▶ [Your goal]:
Reproduce all records below exactly.

▶ [Source information]:
↓↓↓

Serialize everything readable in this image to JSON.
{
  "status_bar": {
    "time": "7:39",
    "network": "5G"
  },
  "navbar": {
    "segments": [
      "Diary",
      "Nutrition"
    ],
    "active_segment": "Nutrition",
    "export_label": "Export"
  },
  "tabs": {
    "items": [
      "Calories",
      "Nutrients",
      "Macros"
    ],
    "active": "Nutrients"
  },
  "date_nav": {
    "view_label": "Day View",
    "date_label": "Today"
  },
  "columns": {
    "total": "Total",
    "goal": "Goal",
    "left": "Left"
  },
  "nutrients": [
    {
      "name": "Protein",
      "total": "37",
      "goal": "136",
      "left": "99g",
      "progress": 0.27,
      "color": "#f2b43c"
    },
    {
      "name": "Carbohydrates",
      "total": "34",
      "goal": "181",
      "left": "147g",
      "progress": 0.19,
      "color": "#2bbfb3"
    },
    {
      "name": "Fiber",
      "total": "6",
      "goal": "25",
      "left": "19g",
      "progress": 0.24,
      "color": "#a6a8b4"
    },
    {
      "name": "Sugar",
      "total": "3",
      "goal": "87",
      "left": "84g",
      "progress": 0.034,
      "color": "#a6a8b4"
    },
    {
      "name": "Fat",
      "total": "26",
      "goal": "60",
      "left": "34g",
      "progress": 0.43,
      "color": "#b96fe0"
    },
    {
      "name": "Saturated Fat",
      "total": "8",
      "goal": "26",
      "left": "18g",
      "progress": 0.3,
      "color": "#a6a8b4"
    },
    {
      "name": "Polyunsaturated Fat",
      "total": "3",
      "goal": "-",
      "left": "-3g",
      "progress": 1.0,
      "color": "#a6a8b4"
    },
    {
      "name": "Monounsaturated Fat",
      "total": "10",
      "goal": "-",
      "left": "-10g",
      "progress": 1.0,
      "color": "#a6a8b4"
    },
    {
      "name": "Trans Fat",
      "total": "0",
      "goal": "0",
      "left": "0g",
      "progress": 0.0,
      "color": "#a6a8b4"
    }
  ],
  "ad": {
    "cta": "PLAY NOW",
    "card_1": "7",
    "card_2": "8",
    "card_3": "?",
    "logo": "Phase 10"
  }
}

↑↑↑

▶ [Task solution]:
Serialize everything readable in this image to JSON.
{
  "status_bar": {
    "time": "7:39",
    "network": "5G"
  },
  "navbar": {
    "segments": [
      "Diary",
      "Nutrition"
    ],
    "active_segment": "Nutrition",
    "export_label": "Export"
  },
  "tabs": {
    "items": [
      "Calories",
      "Nutrients",
      "Macros"
    ],
    "active": "Nutrients"
  },
  "date_nav": {
    "view_label": "Day View",
    "date_label": "Today"
  },
  "columns": {
    "total": "Total",
    "goal": "Goal",
    "left": "Left"
  },
  "nutrients": [
    {
      "name": "Protein",
      "total": "37",
      "goal": "136",
      "left": "99g",
      "progress": 0.27,
      "color": "#f2b43c"
    },
    {
      "name": "Carbohydrates",
      "total": "34",
      "goal": "181",
      "left": "147g",
      "progress": 0.19,
      "color": "#2bbfb3"
    },
    {
      "name": "Fiber",
      "total": "6",
      "goal": "25",
      "left": "19g",
      "progress": 0.24,
      "color": "#a6a8b4"
    },
    {
      "name": "Sugar",
      "total": "3",
      "goal": "87",
      "left": "84g",
      "progress": 0.034,
      "color": "#a6a8b4"
    },
    {
      "name": "Fat",
      "total": "26",
      "goal": "60",
      "left": "34g",
      "progress": 0.43,
      "color": "#b96fe0"
    },
    {
      "name": "Saturated Fat",
      "total": "8",
      "goal": "26",
      "left": "18g",
      "progress": 0.3,
      "color": "#a6a8b4"
    },
    {
      "name": "Polyunsaturated Fat",
      "total": "3",
      "goal": "-",
      "left": "-3g",
      "progress": 1.0,
      "color": "#a6a8b4"
    },
    {
      "name": "Monounsaturated Fat",
      "total": "10",
      "goal": "-",
      "left": "-10g",
      "progress": 1.0,
      "color": "#a6a8b4"
    },
    {
      "name": "Trans Fat",
      "total": "0",
      "goal": "0",
      "left": "0g",
      "progress": 0.0,
      "color": "#a6a8b4"
    }
  ],
  "ad": {
    "cta": "PLAY NOW",
    "card_1": "7",
    "card_2": "8",
    "card_3": "?",
    "logo": "Phase 10"
  }
}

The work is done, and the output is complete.